# [Task prompt]
Take down each entry exactly as written.

# [Data to process]
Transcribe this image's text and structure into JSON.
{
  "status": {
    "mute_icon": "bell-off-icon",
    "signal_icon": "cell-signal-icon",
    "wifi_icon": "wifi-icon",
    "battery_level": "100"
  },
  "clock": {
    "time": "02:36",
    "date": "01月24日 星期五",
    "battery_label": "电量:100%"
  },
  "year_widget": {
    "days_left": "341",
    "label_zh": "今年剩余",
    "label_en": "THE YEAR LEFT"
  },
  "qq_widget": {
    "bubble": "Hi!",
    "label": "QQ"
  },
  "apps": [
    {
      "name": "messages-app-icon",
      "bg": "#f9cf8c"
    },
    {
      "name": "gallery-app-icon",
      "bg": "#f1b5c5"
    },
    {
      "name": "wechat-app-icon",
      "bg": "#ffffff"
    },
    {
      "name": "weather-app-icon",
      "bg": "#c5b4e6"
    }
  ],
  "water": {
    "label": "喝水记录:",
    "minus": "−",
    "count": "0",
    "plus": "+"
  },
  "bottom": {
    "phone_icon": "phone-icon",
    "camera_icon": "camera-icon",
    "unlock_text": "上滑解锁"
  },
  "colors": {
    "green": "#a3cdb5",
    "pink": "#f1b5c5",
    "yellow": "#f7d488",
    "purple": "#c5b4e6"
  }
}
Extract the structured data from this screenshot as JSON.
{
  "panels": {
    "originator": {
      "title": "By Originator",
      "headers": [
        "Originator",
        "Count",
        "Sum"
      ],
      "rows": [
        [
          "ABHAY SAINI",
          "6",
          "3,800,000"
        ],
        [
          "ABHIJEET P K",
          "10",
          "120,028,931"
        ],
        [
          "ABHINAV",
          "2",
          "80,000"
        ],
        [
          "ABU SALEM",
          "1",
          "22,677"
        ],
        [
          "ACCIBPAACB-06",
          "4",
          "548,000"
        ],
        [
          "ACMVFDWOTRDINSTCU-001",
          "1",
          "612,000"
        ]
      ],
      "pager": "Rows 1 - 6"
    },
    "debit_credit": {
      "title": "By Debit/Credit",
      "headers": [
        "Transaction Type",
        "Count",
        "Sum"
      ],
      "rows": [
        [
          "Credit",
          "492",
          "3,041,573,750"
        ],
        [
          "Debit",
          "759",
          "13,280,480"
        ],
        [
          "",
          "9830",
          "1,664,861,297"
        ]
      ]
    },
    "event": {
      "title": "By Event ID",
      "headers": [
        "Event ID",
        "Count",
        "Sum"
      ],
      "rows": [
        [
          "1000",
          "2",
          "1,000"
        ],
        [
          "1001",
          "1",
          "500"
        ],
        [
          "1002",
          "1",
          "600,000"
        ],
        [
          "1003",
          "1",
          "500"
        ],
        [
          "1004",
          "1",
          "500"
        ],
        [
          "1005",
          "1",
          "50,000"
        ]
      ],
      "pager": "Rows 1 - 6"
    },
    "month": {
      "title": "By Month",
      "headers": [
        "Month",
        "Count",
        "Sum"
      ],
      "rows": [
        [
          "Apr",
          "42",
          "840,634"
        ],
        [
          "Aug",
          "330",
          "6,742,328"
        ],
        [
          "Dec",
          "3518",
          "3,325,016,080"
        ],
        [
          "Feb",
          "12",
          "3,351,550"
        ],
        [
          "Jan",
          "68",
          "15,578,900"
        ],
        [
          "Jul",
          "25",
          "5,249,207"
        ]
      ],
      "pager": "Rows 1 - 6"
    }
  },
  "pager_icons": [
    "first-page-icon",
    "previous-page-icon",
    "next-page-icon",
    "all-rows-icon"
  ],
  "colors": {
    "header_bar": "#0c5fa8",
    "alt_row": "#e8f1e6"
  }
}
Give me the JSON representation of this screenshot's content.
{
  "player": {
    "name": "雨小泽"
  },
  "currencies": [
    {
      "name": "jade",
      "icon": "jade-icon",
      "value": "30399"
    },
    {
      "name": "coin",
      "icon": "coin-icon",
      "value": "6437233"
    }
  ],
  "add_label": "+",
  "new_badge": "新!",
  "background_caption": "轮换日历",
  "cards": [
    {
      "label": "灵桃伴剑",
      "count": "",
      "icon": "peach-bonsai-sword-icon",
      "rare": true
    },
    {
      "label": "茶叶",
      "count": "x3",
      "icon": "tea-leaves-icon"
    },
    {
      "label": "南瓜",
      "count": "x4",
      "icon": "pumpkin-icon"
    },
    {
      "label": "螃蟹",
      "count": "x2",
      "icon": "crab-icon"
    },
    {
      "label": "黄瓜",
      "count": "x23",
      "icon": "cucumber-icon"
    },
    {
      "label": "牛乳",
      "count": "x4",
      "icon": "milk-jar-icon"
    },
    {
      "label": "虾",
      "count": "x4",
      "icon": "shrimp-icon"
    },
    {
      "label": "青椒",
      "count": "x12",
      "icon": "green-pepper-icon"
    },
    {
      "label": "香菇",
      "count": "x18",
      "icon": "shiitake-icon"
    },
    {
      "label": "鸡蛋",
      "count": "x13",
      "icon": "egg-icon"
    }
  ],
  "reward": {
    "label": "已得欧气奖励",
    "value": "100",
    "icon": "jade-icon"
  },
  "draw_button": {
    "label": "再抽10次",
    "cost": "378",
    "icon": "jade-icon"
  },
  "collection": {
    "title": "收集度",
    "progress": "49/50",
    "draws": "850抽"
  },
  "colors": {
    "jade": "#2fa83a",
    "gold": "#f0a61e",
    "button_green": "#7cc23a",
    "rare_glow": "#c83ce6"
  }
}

# [Answer section]
Transcribe this image's text and structure into JSON.
{
  "status": {
    "mute_icon": "bell-off-icon",
    "signal_icon": "cell-signal-icon",
    "wifi_icon": "wifi-icon",
    "battery_level": "100"
  },
  "clock": {
    "time": "02:36",
    "date": "01月24日 星期五",
    "battery_label": "电量:100%"
  },
  "year_widget": {
    "days_left": "341",
    "label_zh": "今年剩余",
    "label_en": "THE YEAR LEFT"
  },
  "qq_widget": {
    "bubble": "Hi!",
    "label": "QQ"
  },
  "apps": [
    {
      "name": "messages-app-icon",
      "bg": "#f9cf8c"
    },
    {
      "name": "gallery-app-icon",
      "bg": "#f1b5c5"
    },
    {
      "name": "wechat-app-icon",
      "bg": "#ffffff"
    },
    {
      "name": "weather-app-icon",
      "bg": "#c5b4e6"
    }
  ],
  "water": {
    "label": "喝水记录:",
    "minus": "−",
    "count": "0",
    "plus": "+"
  },
  "bottom": {
    "phone_icon": "phone-icon",
    "camera_icon": "camera-icon",
    "unlock_text": "上滑解锁"
  },
  "colors": {
    "green": "#a3cdb5",
    "pink": "#f1b5c5",
    "yellow": "#f7d488",
    "purple": "#c5b4e6"
  }
}
Extract the structured data from this screenshot as JSON.
{
  "panels": {
    "originator": {
      "title": "By Originator",
      "headers": [
        "Originator",
        "Count",
        "Sum"
      ],
      "rows": [
        [
          "ABHAY SAINI",
          "6",
          "3,800,000"
        ],
        [
          "ABHIJEET P K",
          "10",
          "120,028,931"
        ],
        [
          "ABHINAV",
          "2",
          "80,000"
        ],
        [
          "ABU SALEM",
          "1",
          "22,677"
        ],
        [
          "ACCIBPAACB-06",
          "4",
          "548,000"
        ],
        [
          "ACMVFDWOTRDINSTCU-001",
          "1",
          "612,000"
        ]
      ],
      "pager": "Rows 1 - 6"
    },
    "debit_credit": {
      "title": "By Debit/Credit",
      "headers": [
        "Transaction Type",
        "Count",
        "Sum"
      ],
      "rows": [
        [
          "Credit",
          "492",
          "3,041,573,750"
        ],
        [
          "Debit",
          "759",
          "13,280,480"
        ],
        [
          "",
          "9830",
          "1,664,861,297"
        ]
      ]
    },
    "event": {
      "title": "By Event ID",
      "headers": [
        "Event ID",
        "Count",
        "Sum"
      ],
      "rows": [
        [
          "1000",
          "2",
          "1,000"
        ],
        [
          "1001",
          "1",
          "500"
        ],
        [
          "1002",
          "1",
          "600,000"
        ],
        [
          "1003",
          "1",
          "500"
        ],
        [
          "1004",
          "1",
          "500"
        ],
        [
          "1005",
          "1",
          "50,000"
        ]
      ],
      "pager": "Rows 1 - 6"
    },
    "month": {
      "title": "By Month",
      "headers": [
        "Month",
        "Count",
        "Sum"
      ],
      "rows": [
        [
          "Apr",
          "42",
          "840,634"
        ],
        [
          "Aug",
          "330",
          "6,742,328"
        ],
        [
          "Dec",
          "3518",
          "3,325,016,080"
        ],
        [
          "Feb",
          "12",
          "3,351,550"
        ],
        [
          "Jan",
          "68",
          "15,578,900"
        ],
        [
          "Jul",
          "25",
          "5,249,207"
        ]
      ],
      "pager": "Rows 1 - 6"
    }
  },
  "pager_icons": [
    "first-page-icon",
    "previous-page-icon",
    "next-page-icon",
    "all-rows-icon"
  ],
  "colors": {
    "header_bar": "#0c5fa8",
    "alt_row": "#e8f1e6"
  }
}
Give me the JSON representation of this screenshot's content.
{
  "player": {
    "name": "雨小泽"
  },
  "currencies": [
    {
      "name": "jade",
      "icon": "jade-icon",
      "value": "30399"
    },
    {
      "name": "coin",
      "icon": "coin-icon",
      "value": "6437233"
    }
  ],
  "add_label": "+",
  "new_badge": "新!",
  "background_caption": "轮换日历",
  "cards": [
    {
      "label": "灵桃伴剑",
      "count": "",
      "icon": "peach-bonsai-sword-icon",
      "rare": true
    },
    {
      "label": "茶叶",
      "count": "x3",
      "icon": "tea-leaves-icon"
    },
    {
      "label": "南瓜",
      "count": "x4",
      "icon": "pumpkin-icon"
    },
    {
      "label": "螃蟹",
      "count": "x2",
      "icon": "crab-icon"
    },
    {
      "label": "黄瓜",
      "count": "x23",
      "icon": "cucumber-icon"
    },
    {
      "label": "牛乳",
      "count": "x4",
      "icon": "milk-jar-icon"
    },
    {
      "label": "虾",
      "count": "x4",
      "icon": "shrimp-icon"
    },
    {
      "label": "青椒",
      "count": "x12",
      "icon": "green-pepper-icon"
    },
    {
      "label": "香菇",
      "count": "x18",
      "icon": "shiitake-icon"
    },
    {
      "label": "鸡蛋",
      "count": "x13",
      "icon": "egg-icon"
    }
  ],
  "reward": {
    "label": "已得欧气奖励",
    "value": "100",
    "icon": "jade-icon"
  },
  "draw_button": {
    "label": "再抽10次",
    "cost": "378",
    "icon": "jade-icon"
  },
  "collection": {
    "title": "收集度",
    "progress": "49/50",
    "draws": "850抽"
  },
  "colors": {
    "jade": "#2fa83a",
    "gold": "#f0a61e",
    "button_green": "#7cc23a",
    "rare_glow": "#c83ce6"
  }
}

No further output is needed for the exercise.